Henrique Capriles Radonski, the opposition candidate who lost to Mr. Chávez in October, criticized the Supreme Court's decision endorsing a delay in the inauguration. "Institutions should not respond to the interests of a government," he said.
The State Department in Washington, which has been cautious about getting involved in the contentious political back-and-forth, said Wednesday that it would be eager to improve relations with Venezuela, which have long been strained.
Victoria Nuland, the State Department spokeswoman, confirmed that Roberta S. Jacobson, assistant secretary of state for Western Hemisphere affairs, had spoken in November to Vice President Nicolás Maduro about more engagement.
"Regardless of what happens politically in Venezuela, if the Venezuelan government and if the Venezuelan people want to move forward with us, we think there is a path that's possible," she said, according to Reuters. "It's just going to take two to tango."
Mr. Maduro said last Friday that Venezuela's ambassador to the Organization of American States, Roy Chaderton Matos, had held meetings with American officials starting in November that included discussions on the criteria for "normalized" relations between their countries, but he emphasized that the two sides continued to have significant differences. He also said Mr. Chávez had approved the talks. Before he left for Cuba in December, Mr. Chávez indicated that he wanted Mr. Maduro to succeed him should he be too ill to govern. But that proclamation, designed to quell a succession battle, has done little to calm the frayed country.

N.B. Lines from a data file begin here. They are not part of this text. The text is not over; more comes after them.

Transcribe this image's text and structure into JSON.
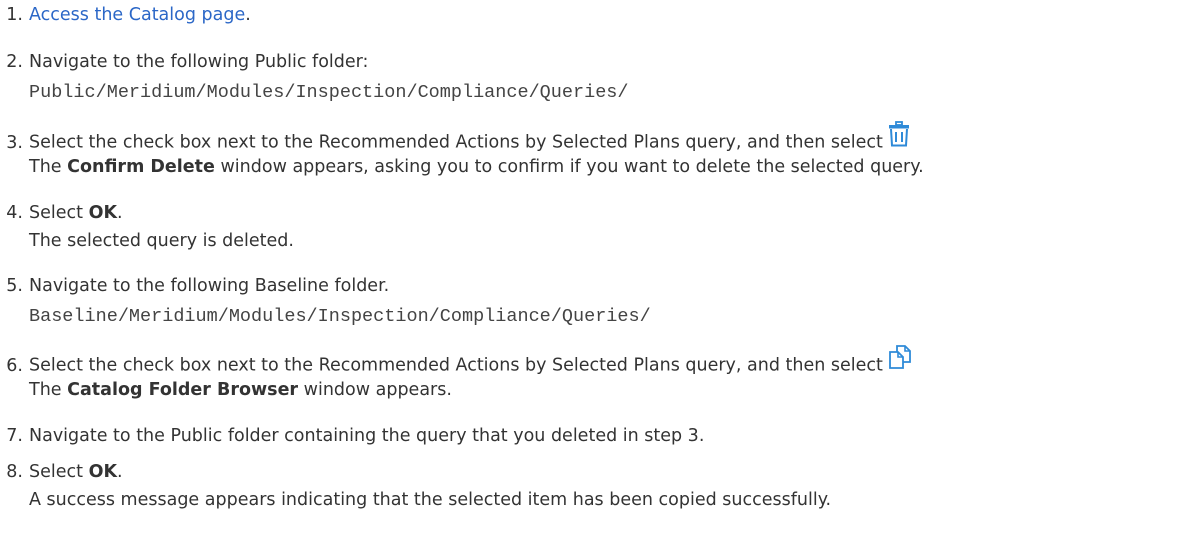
{
  "steps": [
    {
      "n": "1.",
      "link": "Access the Catalog page",
      "after": "."
    },
    {
      "n": "2.",
      "text": "Navigate to the following Public folder:",
      "path": "Public/Meridium/Modules/Inspection/Compliance/Queries/"
    },
    {
      "n": "3.",
      "text": "Select the check box next to the Recommended Actions by Selected Plans query, and then select",
      "icon": "delete-icon",
      "r_pre": "The",
      "r_bold": "Confirm Delete",
      "r_post": "window appears, asking you to confirm if you want to delete the selected query."
    },
    {
      "n": "4.",
      "pre": "Select",
      "bold": "OK",
      "after": ".",
      "result": "The selected query is deleted."
    },
    {
      "n": "5.",
      "text": "Navigate to the following Baseline folder.",
      "path": "Baseline/Meridium/Modules/Inspection/Compliance/Queries/"
    },
    {
      "n": "6.",
      "text": "Select the check box next to the Recommended Actions by Selected Plans query, and then select",
      "icon": "copy-icon",
      "r_pre": "The",
      "r_bold": "Catalog Folder Browser",
      "r_post": "window appears."
    },
    {
      "n": "7.",
      "text": "Navigate to the Public folder containing the query that you deleted in step 3."
    },
    {
      "n": "8.",
      "pre": "Select",
      "bold": "OK",
      "after": ".",
      "result": "A success message appears indicating that the selected item has been copied successfully."
    }
  ],
  "colors": {
    "text": "#333333",
    "link": "#2b67c7",
    "icon": "#2e8ad8"
  }
}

Neither did Mr. Maduro's letter on Tuesday announcing that Mr. Chávez's doctors had recommended that he not attend the inauguration and instead continue recuperating in bed. That led some of the president's critics to wonder why the voluble Mr. Chávez was not telling them himself.
"If the president is in full command of his faculties, why didn't he sign the letter?" said José Gregorio Graterol, an opposition lawmaker.

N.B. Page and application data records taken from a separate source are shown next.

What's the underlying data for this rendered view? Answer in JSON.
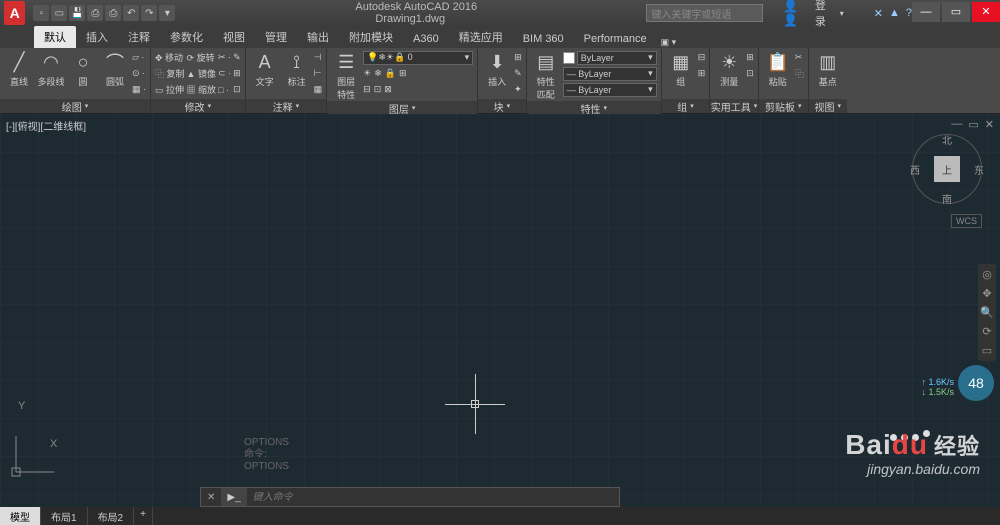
{
  "title": {
    "app": "Autodesk AutoCAD 2016",
    "file": "Drawing1.dwg"
  },
  "search": {
    "placeholder": "键入关键字或短语"
  },
  "user": {
    "label": "登录"
  },
  "tabs": [
    "默认",
    "插入",
    "注释",
    "参数化",
    "视图",
    "管理",
    "输出",
    "附加模块",
    "A360",
    "精选应用",
    "BIM 360",
    "Performance"
  ],
  "activeTab": 0,
  "panels": {
    "draw": {
      "title": "绘图",
      "big": [
        {
          "icon": "╱",
          "label": "直线"
        },
        {
          "icon": "◠",
          "label": "多段线"
        },
        {
          "icon": "○",
          "label": "圆"
        },
        {
          "icon": "⌒",
          "label": "圆弧"
        }
      ]
    },
    "modify": {
      "title": "修改",
      "rows": [
        [
          "✥ 移动",
          "⟳ 旋转",
          "✂ ·"
        ],
        [
          "⿻ 复制",
          "▲ 镜像",
          "⊂ ·"
        ],
        [
          "▭ 拉伸",
          "▦ 缩放",
          "□ ·"
        ]
      ]
    },
    "annotation": {
      "title": "注释",
      "big": [
        {
          "icon": "A",
          "label": "文字"
        },
        {
          "icon": "⟟",
          "label": "标注"
        }
      ]
    },
    "layers": {
      "title": "图层",
      "big": {
        "icon": "☰",
        "label": "图层\n特性"
      },
      "combo": "●"
    },
    "block": {
      "title": "块",
      "big": {
        "icon": "⬇",
        "label": "插入"
      }
    },
    "properties": {
      "title": "特性",
      "big": {
        "icon": "▤",
        "label": "特性\n匹配"
      },
      "rows": [
        "ByLayer",
        "ByLayer",
        "ByLayer"
      ]
    },
    "group": {
      "title": "组",
      "big": {
        "icon": "▦",
        "label": "组"
      }
    },
    "utils": {
      "title": "实用工具",
      "big": {
        "icon": "☀",
        "label": "测量"
      }
    },
    "clipboard": {
      "title": "剪贴板",
      "big": {
        "icon": "📋",
        "label": "粘贴"
      }
    },
    "base": {
      "title": "视图",
      "big": {
        "icon": "▥",
        "label": "基点"
      }
    }
  },
  "viewport": {
    "label": "[-][俯视][二维线框]",
    "viewcube": {
      "face": "上",
      "n": "北",
      "s": "南",
      "e": "东",
      "w": "西"
    },
    "wcs": "WCS"
  },
  "speed": {
    "circle": "48",
    "up": "↑ 1.6K/s",
    "down": "↓ 1.5K/s"
  },
  "history": [
    "OPTIONS",
    "命令:",
    "OPTIONS"
  ],
  "cmd": {
    "placeholder": "键入命令",
    "prompt": "▶_"
  },
  "modelTabs": [
    "模型",
    "布局1",
    "布局2"
  ],
  "ucs": {
    "x": "X",
    "y": "Y"
  },
  "watermark": {
    "brand": "Bai",
    "du": "du",
    "cn": "经验",
    "url": "jingyan.baidu.com"
  }
}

And for those Venezuelans who bitterly resent the influence that the Cuban leaders Fidel and Raúl Castro have over Mr. Chávez -- especially given Cuba's dependence on Venezuelan oil shipments on preferential terms -- the president's long stay in Cuba and the constant traveling back and forth to the island of top Venezuelan officials, the letter emanating from Havana was simply too much.
"How do we know that letter isn't from the hand of Raúl Castro and the Cuban advisers?" Mr. Graterol said.
In the constitutional fight that has ensued over whether Mr. Chávez can legally start a new term without showing up for the scheduled swearing in, both sides in Venezuela have at times seemed to stake out shifting constitutional ground as they have angled for political advantage. The opposition is arguing that the Constitution calls for the head of the National Assembly, Mr. Cabello, to become the caretaker president in Mr. Chávez's absence.
Mr. Cabello, a staunch ally of Mr. Chávez, is normally reviled by the opposition, and its position seems designed to foment dissension among Chavistas, as Mr. Chávez's backers are known.
The government's most recent reports on Mr. Chávez's health had him fighting a severe lung infection and having difficulty breathing, and it was not known if he would be able to watch television to see the thousands of supporters who will attend the rally in his name. But the show must go on, as Mr. Chávez said in a moment of adversity last year, only this time without him, although with a roster of foreign leaders on hand.
"Crisis?" asked Jorge Rodríguez, a Chávez stalwart who is the mayor of a section of Caracas, according to El Universal newspaper, dismissing the notion that anything was amiss. "Where is the crisis?"
María Iguarán and María Eugenia Díaz contributed reporting.
This article originally appeared in The New York Times.